Directions -> If a line of the data below contains the string "name", copy it into your answer.
(Task input)
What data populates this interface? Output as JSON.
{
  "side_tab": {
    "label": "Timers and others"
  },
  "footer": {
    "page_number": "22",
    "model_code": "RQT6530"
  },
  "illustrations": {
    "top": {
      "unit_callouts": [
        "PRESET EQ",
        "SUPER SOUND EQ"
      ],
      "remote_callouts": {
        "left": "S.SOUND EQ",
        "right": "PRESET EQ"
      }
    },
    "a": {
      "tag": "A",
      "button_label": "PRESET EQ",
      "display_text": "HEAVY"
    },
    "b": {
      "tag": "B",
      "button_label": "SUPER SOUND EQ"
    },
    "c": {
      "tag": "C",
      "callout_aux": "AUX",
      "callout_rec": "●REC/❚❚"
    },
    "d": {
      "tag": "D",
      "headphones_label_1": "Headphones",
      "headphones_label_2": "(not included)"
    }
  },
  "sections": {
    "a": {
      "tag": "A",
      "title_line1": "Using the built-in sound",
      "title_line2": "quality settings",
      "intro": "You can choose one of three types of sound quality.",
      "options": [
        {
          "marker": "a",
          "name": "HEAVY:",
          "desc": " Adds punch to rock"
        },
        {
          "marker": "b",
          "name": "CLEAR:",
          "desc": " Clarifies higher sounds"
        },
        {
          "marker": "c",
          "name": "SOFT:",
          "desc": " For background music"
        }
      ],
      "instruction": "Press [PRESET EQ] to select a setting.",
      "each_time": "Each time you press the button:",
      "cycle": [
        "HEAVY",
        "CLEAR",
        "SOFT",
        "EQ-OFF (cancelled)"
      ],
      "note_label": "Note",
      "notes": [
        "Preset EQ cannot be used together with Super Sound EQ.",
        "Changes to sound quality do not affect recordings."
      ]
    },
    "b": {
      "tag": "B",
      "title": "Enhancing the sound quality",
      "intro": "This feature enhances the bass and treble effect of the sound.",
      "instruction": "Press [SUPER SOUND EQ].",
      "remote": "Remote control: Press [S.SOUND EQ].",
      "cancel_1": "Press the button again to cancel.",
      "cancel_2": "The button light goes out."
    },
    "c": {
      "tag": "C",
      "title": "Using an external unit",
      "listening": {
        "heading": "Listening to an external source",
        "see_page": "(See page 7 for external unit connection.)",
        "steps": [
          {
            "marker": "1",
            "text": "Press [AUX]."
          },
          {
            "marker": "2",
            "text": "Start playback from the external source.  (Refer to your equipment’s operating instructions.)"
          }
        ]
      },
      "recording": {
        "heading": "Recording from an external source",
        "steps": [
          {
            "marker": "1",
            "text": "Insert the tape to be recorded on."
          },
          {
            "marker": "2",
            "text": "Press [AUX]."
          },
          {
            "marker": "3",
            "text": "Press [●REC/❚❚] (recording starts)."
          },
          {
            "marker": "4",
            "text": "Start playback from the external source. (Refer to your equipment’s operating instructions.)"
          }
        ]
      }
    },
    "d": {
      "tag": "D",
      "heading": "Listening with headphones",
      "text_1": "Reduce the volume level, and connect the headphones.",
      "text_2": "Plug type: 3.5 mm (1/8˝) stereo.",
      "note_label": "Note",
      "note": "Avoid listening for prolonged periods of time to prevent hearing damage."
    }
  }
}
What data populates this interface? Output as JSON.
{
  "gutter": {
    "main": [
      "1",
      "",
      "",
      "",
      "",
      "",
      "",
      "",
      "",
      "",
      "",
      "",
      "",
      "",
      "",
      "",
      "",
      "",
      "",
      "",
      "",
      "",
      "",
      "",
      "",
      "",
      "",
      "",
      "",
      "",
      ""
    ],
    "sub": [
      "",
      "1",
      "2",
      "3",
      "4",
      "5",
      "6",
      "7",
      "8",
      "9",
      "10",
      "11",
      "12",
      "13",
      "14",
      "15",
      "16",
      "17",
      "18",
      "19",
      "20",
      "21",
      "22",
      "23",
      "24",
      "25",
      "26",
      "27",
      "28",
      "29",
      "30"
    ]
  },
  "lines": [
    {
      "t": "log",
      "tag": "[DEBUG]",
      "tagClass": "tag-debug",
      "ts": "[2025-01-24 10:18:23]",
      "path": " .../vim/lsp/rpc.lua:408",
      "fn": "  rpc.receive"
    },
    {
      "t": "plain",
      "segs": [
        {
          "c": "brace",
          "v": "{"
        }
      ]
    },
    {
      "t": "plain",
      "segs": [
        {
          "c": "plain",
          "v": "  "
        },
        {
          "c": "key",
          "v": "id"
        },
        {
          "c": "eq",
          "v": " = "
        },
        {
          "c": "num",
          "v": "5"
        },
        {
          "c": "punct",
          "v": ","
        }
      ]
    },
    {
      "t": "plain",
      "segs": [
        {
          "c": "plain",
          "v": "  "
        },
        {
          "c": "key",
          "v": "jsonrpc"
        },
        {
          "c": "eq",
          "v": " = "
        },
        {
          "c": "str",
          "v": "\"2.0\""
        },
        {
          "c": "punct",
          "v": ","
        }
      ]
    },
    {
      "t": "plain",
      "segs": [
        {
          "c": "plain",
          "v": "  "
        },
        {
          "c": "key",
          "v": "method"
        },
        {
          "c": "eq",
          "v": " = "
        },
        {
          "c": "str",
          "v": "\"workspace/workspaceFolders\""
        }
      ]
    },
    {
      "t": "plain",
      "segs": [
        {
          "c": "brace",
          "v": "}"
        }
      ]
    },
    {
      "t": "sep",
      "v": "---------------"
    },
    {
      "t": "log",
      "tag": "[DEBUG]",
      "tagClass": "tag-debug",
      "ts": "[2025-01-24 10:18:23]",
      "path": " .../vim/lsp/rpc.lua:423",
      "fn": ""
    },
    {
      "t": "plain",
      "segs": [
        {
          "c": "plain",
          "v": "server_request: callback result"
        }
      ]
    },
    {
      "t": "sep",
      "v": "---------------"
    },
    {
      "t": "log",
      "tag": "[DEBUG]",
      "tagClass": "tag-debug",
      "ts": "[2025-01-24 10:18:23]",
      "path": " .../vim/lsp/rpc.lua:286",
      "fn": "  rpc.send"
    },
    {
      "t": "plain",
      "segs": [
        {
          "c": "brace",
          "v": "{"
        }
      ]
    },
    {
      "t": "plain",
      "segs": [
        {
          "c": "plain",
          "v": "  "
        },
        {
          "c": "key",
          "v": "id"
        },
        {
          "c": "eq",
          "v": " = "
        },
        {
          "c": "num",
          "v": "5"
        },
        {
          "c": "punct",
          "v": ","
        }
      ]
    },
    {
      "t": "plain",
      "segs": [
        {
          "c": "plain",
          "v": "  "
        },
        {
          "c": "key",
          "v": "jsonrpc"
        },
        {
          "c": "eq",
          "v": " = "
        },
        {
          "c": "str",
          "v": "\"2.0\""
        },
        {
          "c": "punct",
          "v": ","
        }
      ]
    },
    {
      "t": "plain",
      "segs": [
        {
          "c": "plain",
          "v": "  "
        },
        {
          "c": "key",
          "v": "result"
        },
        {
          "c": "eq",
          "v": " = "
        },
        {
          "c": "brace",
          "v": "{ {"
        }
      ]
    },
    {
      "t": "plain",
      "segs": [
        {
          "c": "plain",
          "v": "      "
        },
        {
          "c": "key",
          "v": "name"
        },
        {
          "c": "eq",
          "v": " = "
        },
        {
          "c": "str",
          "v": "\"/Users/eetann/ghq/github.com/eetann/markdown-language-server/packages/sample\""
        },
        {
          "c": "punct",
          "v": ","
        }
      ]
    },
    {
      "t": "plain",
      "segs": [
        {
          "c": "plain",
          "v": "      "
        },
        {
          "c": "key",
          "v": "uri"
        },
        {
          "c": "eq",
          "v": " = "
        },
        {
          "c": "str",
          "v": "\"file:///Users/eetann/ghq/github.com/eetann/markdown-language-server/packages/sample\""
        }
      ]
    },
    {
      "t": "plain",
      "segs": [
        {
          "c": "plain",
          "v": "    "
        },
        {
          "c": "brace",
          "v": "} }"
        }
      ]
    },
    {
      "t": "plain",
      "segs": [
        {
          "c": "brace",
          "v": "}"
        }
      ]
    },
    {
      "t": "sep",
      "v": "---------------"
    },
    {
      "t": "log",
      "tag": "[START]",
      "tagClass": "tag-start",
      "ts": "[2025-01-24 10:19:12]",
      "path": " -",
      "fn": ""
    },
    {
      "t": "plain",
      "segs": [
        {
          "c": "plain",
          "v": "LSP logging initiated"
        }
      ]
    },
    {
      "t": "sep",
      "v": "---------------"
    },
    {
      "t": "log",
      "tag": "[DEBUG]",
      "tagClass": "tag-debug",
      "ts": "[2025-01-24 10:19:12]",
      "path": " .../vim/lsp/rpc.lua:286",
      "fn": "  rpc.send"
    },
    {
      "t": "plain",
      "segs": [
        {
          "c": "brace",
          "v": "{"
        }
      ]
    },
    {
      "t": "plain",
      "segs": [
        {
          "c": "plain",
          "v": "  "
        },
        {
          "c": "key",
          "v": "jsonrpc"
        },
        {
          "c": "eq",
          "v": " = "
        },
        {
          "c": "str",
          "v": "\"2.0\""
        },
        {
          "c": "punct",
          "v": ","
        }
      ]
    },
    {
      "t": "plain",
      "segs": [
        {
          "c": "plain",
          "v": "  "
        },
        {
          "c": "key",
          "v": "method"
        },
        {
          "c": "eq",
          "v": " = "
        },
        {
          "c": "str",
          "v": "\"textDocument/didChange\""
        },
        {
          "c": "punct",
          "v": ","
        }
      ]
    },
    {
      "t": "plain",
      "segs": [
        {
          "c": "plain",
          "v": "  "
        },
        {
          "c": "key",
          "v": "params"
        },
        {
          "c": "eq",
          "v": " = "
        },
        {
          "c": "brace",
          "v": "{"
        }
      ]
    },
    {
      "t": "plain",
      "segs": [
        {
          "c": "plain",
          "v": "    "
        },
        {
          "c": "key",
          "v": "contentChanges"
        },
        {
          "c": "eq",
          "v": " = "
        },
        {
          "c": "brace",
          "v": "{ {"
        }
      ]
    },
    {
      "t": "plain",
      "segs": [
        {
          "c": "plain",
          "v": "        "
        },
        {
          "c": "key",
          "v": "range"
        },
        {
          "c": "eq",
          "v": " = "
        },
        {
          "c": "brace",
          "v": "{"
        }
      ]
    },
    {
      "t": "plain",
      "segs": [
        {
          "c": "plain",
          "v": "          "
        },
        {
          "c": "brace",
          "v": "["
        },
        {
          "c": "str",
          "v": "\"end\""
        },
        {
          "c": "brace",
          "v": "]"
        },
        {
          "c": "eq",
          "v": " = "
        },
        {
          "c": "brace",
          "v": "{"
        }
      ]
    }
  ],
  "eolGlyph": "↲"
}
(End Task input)
Written solution ->
          "name": "HEAVY:",
          "name": "CLEAR:",
          "name": "SOFT:",
          "v": "name"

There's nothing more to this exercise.